**Entries from a dataset of interfaces**
►

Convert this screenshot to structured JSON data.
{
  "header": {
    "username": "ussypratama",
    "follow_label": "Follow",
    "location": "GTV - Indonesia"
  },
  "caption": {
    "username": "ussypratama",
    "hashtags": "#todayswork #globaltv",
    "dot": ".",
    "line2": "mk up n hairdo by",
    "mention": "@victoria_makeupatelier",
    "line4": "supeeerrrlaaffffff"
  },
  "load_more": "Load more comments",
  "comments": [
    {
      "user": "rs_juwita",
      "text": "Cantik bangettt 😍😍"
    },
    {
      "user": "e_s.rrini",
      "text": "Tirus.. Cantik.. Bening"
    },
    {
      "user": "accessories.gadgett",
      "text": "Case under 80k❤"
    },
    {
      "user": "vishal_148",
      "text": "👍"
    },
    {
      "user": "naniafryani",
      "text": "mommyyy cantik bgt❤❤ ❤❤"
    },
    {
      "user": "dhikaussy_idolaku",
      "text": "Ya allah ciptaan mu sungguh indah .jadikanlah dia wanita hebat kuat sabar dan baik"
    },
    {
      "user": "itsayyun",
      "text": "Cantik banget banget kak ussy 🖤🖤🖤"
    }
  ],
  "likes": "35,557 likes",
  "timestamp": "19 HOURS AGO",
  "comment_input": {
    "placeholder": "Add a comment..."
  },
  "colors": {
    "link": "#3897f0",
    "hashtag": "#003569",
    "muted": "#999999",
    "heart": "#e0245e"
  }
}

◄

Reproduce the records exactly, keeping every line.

**TASK RESULT**
Convert this screenshot to structured JSON data.
{
  "header": {
    "username": "ussypratama",
    "follow_label": "Follow",
    "location": "GTV - Indonesia"
  },
  "caption": {
    "username": "ussypratama",
    "hashtags": "#todayswork #globaltv",
    "dot": ".",
    "line2": "mk up n hairdo by",
    "mention": "@victoria_makeupatelier",
    "line4": "supeeerrrlaaffffff"
  },
  "load_more": "Load more comments",
  "comments": [
    {
      "user": "rs_juwita",
      "text": "Cantik bangettt 😍😍"
    },
    {
      "user": "e_s.rrini",
      "text": "Tirus.. Cantik.. Bening"
    },
    {
      "user": "accessories.gadgett",
      "text": "Case under 80k❤"
    },
    {
      "user": "vishal_148",
      "text": "👍"
    },
    {
      "user": "naniafryani",
      "text": "mommyyy cantik bgt❤❤ ❤❤"
    },
    {
      "user": "dhikaussy_idolaku",
      "text": "Ya allah ciptaan mu sungguh indah .jadikanlah dia wanita hebat kuat sabar dan baik"
    },
    {
      "user": "itsayyun",
      "text": "Cantik banget banget kak ussy 🖤🖤🖤"
    }
  ],
  "likes": "35,557 likes",
  "timestamp": "19 HOURS AGO",
  "comment_input": {
    "placeholder": "Add a comment..."
  },
  "colors": {
    "link": "#3897f0",
    "hashtag": "#003569",
    "muted": "#999999",
    "heart": "#e0245e"
  }
}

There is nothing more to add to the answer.